I have made this long trek across the months before and knew I would pass some familiar places. My legs, unused to walking after the long summer of watching clouds, complained and then grew silent. My back has never ceased to speak.

I have been schooled in maps, known, and walked them. A map is the story of the road, told true from first to last, but it is not the road. Contour lines, floating on the flat surface like ripples in a lake, are someone else’s story. Your feet must walk the road and find what elevation means.

I follow a path of beauty, canopied by a wide blue sky, days lined with slow smoldering trees that light the way. I know the sun will turn soon and the winds still the fires. I have a long acquaintance with winter.

Faces wait for me at each encampment; they are why I journey. The weary climb, the bruised feet, the hours setting up the camp – all are forgotten when we meet. I offer them my strength, teach them all I know, and trust they will remember some of what they learned for their own travels.

I have journeyed often and I have journeyed long, but I have never been so tired. Mid-October means I am halfway there.
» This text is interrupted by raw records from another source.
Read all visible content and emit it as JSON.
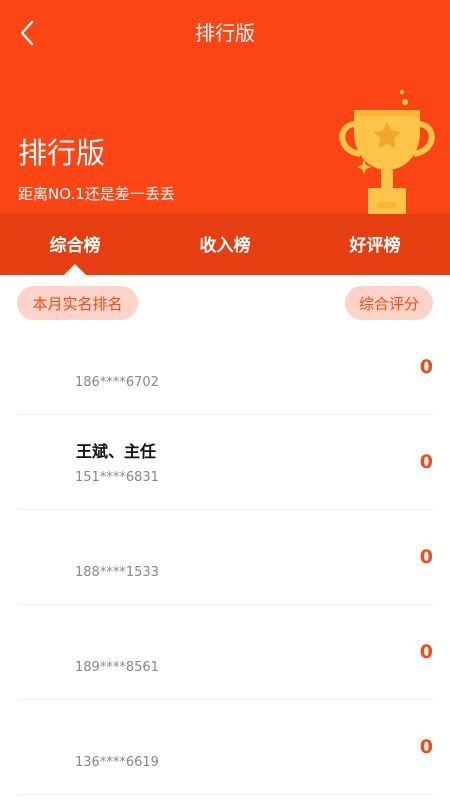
{
  "nav": {
    "back_icon": "chevron-left-icon",
    "title": "排行版"
  },
  "hero": {
    "title": "排行版",
    "subtitle": "距离NO.1还是差一丢丢",
    "trophy_icon": "trophy-icon"
  },
  "colors": {
    "primary": "#fb4514",
    "tab_bar": "#e43e11",
    "pill_bg": "#ffd4c8",
    "accent_text": "#f44a1a",
    "trophy": "#fcc54a"
  },
  "tabs": [
    {
      "label": "综合榜",
      "active": true
    },
    {
      "label": "收入榜",
      "active": false
    },
    {
      "label": "好评榜",
      "active": false
    }
  ],
  "filters": {
    "left_label": "本月实名排名",
    "right_label": "综合评分"
  },
  "ranking": [
    {
      "name": "",
      "phone": "186****6702",
      "score": "0"
    },
    {
      "name": "王斌、主任",
      "phone": "151****6831",
      "score": "0"
    },
    {
      "name": "",
      "phone": "188****1533",
      "score": "0"
    },
    {
      "name": "",
      "phone": "189****8561",
      "score": "0"
    },
    {
      "name": "",
      "phone": "136****6619",
      "score": "0"
    }
  ]
}
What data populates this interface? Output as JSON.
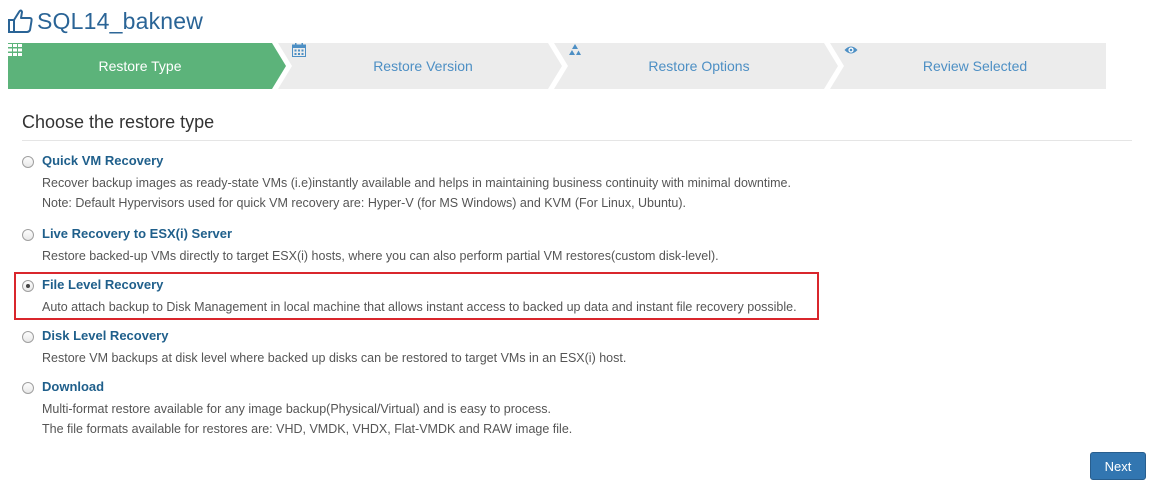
{
  "header": {
    "title": "SQL14_baknew",
    "icon": "thumbs-up-icon"
  },
  "wizard": {
    "steps": [
      {
        "label": "Restore Type",
        "icon": "grid-icon",
        "active": true
      },
      {
        "label": "Restore Version",
        "icon": "calendar-icon",
        "active": false
      },
      {
        "label": "Restore Options",
        "icon": "recycle-icon",
        "active": false
      },
      {
        "label": "Review Selected",
        "icon": "eye-icon",
        "active": false
      }
    ],
    "colors": {
      "active": "#5cb37a",
      "inactive": "#ececec",
      "active_text": "#ffffff",
      "inactive_text": "#4d8fc4"
    }
  },
  "main": {
    "section_title": "Choose the restore type",
    "options": [
      {
        "title": "Quick VM Recovery",
        "desc1": "Recover backup images as ready-state VMs (i.e)instantly available and helps in maintaining business continuity with minimal downtime.",
        "desc2": "Note: Default Hypervisors used for quick VM recovery are: Hyper-V (for MS Windows) and KVM (For Linux, Ubuntu).",
        "selected": false
      },
      {
        "title": "Live Recovery to ESX(i) Server",
        "desc1": "Restore backed-up VMs directly to target ESX(i) hosts, where you can also perform partial VM restores(custom disk-level).",
        "selected": false
      },
      {
        "title": "File Level Recovery",
        "desc1": "Auto attach backup to Disk Management in local machine that allows instant access to backed up data and instant file recovery possible.",
        "selected": true
      },
      {
        "title": "Disk Level Recovery",
        "desc1": "Restore VM backups at disk level where backed up disks can be restored to target VMs in an ESX(i) host.",
        "selected": false
      },
      {
        "title": "Download",
        "desc1": "Multi-format restore available for any image backup(Physical/Virtual) and is easy to process.",
        "desc2": "The file formats available for restores are: VHD, VMDK, VHDX, Flat-VMDK and RAW image file.",
        "selected": false
      }
    ]
  },
  "footer": {
    "next_label": "Next"
  }
}
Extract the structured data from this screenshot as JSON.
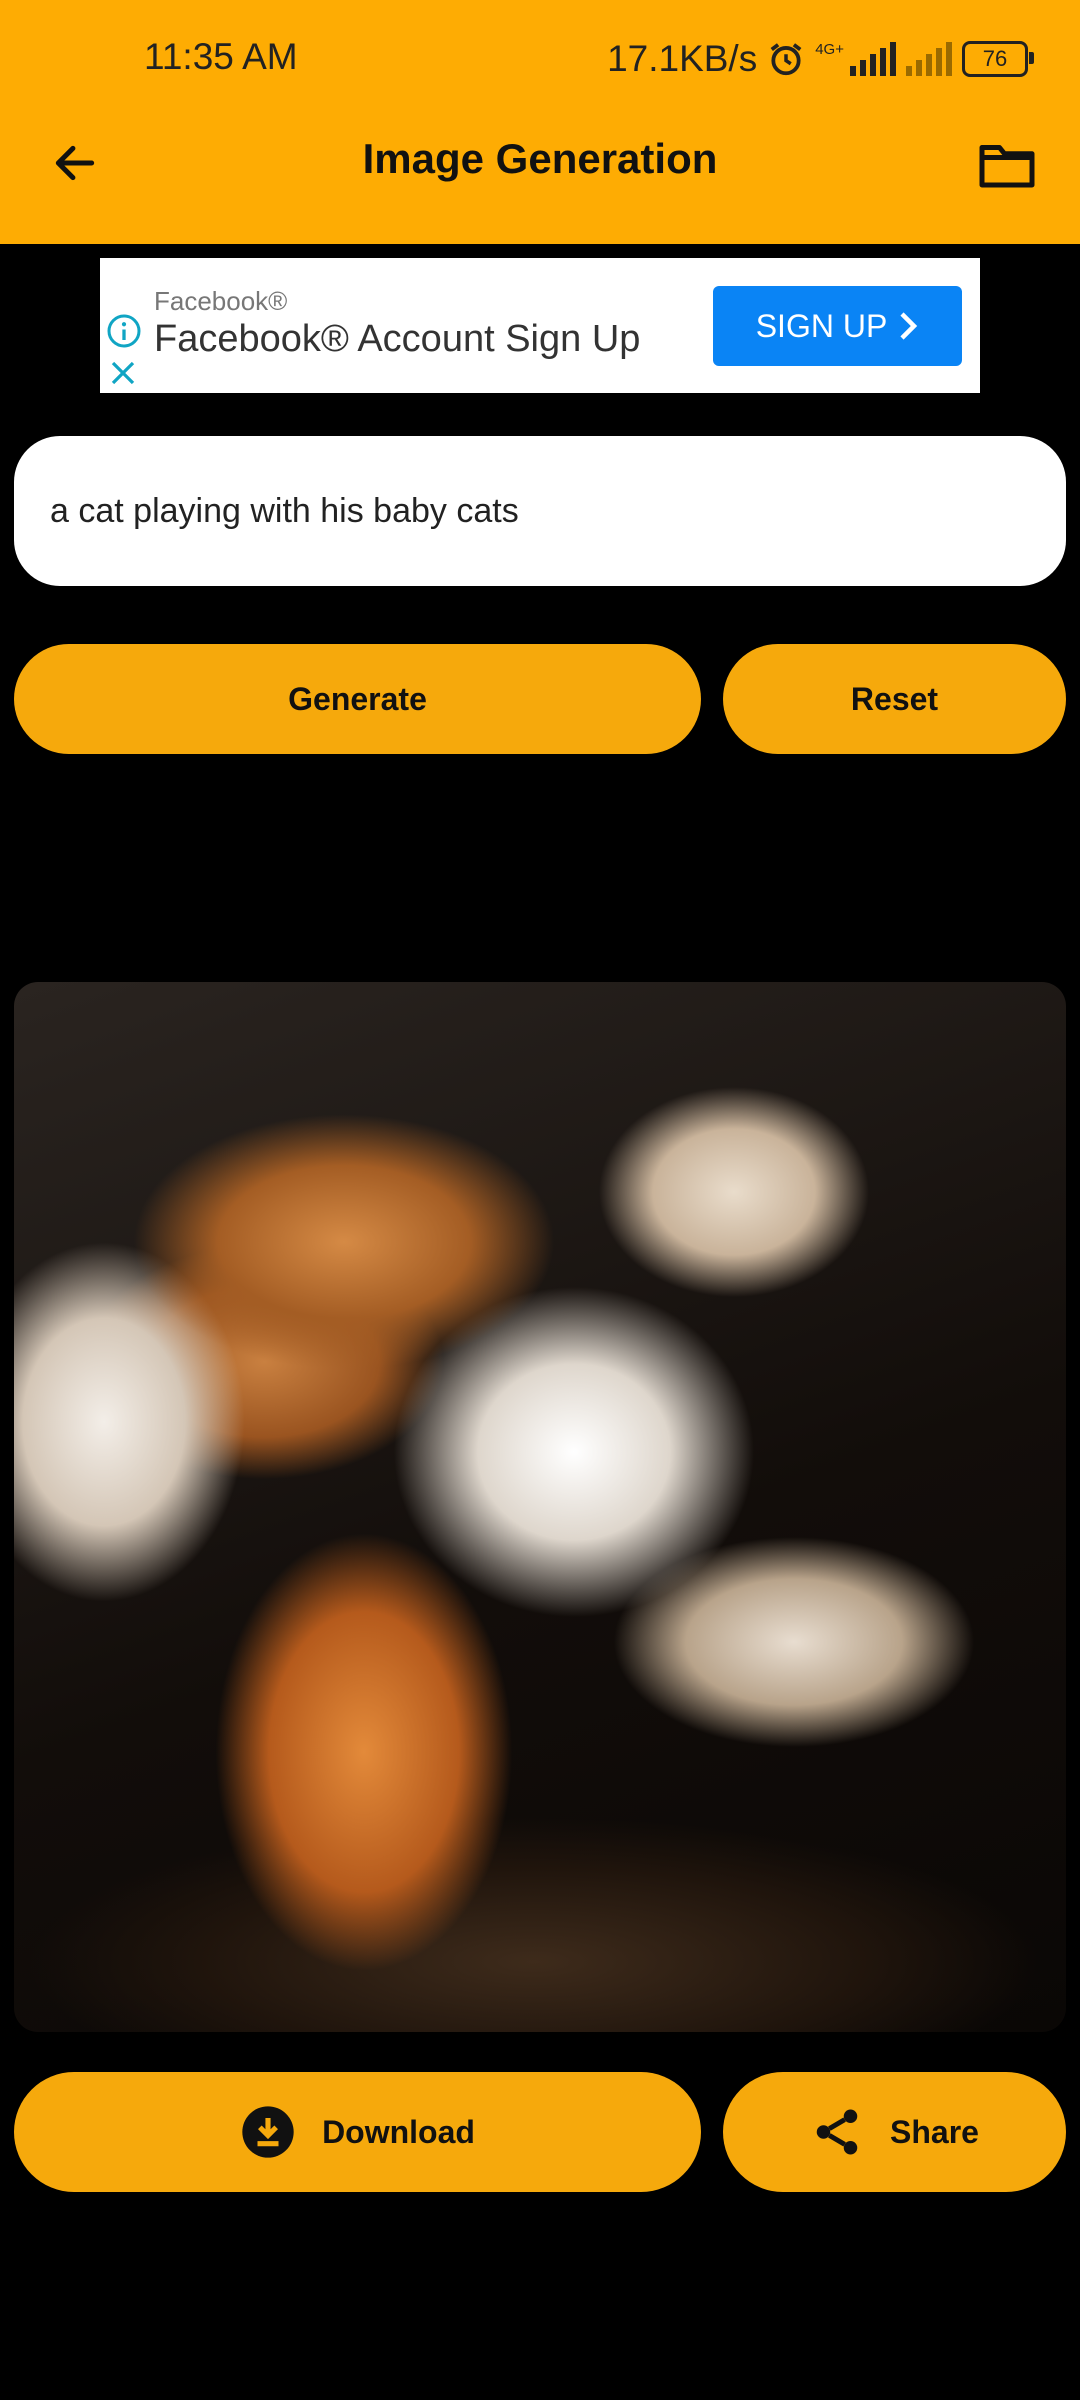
{
  "status_bar": {
    "time": "11:35 AM",
    "speed": "17.1KB/s",
    "network_type": "4G+",
    "battery": "76"
  },
  "app_bar": {
    "title": "Image Generation",
    "back_icon": "arrow-left-icon",
    "folder_icon": "folder-icon"
  },
  "ad": {
    "brand": "Facebook®",
    "title": "Facebook® Account Sign Up",
    "cta": "SIGN UP",
    "cta_color": "#0A84F5"
  },
  "prompt": {
    "value": "a cat playing with his baby cats"
  },
  "actions": {
    "generate_label": "Generate",
    "reset_label": "Reset",
    "download_label": "Download",
    "share_label": "Share"
  },
  "colors": {
    "accent": "#FEAC03",
    "button": "#F6A90C",
    "background": "#000000"
  }
}
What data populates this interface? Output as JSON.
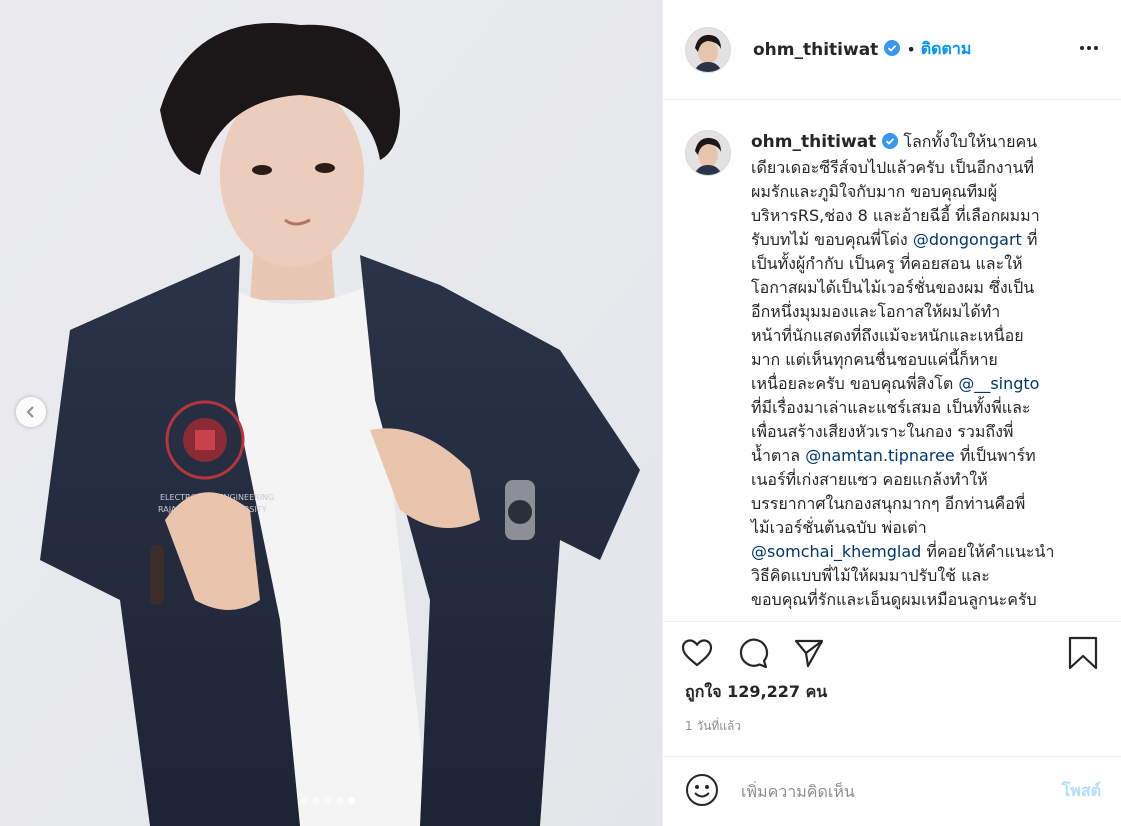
{
  "colors": {
    "accent": "#0095f6",
    "mention": "#00376b",
    "muted": "#8e8e8e",
    "post_disabled": "#b2dffc",
    "verified": "#3897f0"
  },
  "media": {
    "carousel_dots": 5,
    "active_dot": 5
  },
  "header": {
    "username": "ohm_thitiwat",
    "bullet": "•",
    "follow_label": "ติดตาม",
    "more_icon": "more-horizontal-icon"
  },
  "caption": {
    "username": "ohm_thitiwat",
    "lines": [
      "โลกทั้งใบให้นายคน",
      "เดียวเดอะซีรีส์จบไปแล้วครับ เป็นอีกงานที่",
      "ผมรักและภูมิใจกับมาก ขอบคุณทีมผู้",
      "บริหารRS,ช่อง 8 และอ้ายฉีอี้ ที่เลือกผมมา",
      "รับบทไม้ ขอบคุณพี่โด่ง ",
      "@dongongart",
      " ที่",
      "เป็นทั้งผู้กำกับ เป็นครู ที่คอยสอน และให้",
      "โอกาสผมได้เป็นไม้เวอร์ชั่นของผม ซึ่งเป็น",
      "อีกหนึ่งมุมมองและโอกาสให้ผมได้ทำ",
      "หน้าที่นักแสดงที่ถึงแม้จะหนักและเหนื่อย",
      "มาก แต่เห็นทุกคนชื่นชอบแค่นี้ก็หาย",
      "เหนื่อยละครับ ขอบคุณพี่สิงโต ",
      "@__singto",
      "ที่มีเรื่องมาเล่าและแชร์เสมอ เป็นทั้งพี่และ",
      "เพื่อนสร้างเสียงหัวเราะในกอง รวมถึงพี่",
      "น้ำตาล ",
      "@namtan.tipnaree",
      " ที่เป็นพาร์ท",
      "เนอร์ที่เก่งสายแซว คอยแกล้งทำให้",
      "บรรยากาศในกองสนุกมากๆ อีกท่านคือพี่",
      "ไม้เวอร์ชั่นต้นฉบับ พ่อเต่า",
      "@somchai_khemglad",
      " ที่คอยให้คำแนะนำ",
      "วิธีคิดแบบพี่ไม้ให้ผมมาปรับใช้ และ",
      "ขอบคุณที่รักและเอ็นดูผมเหมือนลูกนะครับ"
    ]
  },
  "actions": {
    "like_icon": "heart-icon",
    "comment_icon": "comment-icon",
    "share_icon": "share-icon",
    "save_icon": "bookmark-icon"
  },
  "likes_text": "ถูกใจ 129,227 คน",
  "time_text": "1 วันที่แล้ว",
  "comment": {
    "emoji_icon": "emoji-icon",
    "placeholder": "เพิ่มความคิดเห็น",
    "post_label": "โพสต์"
  }
}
In December when the earth sleeps its longest night, I will sit before a fire and rest, tell stories of my trek, and remark on the terrain I covered.

 

For now, most of my writing must be in the lives and minds of my students.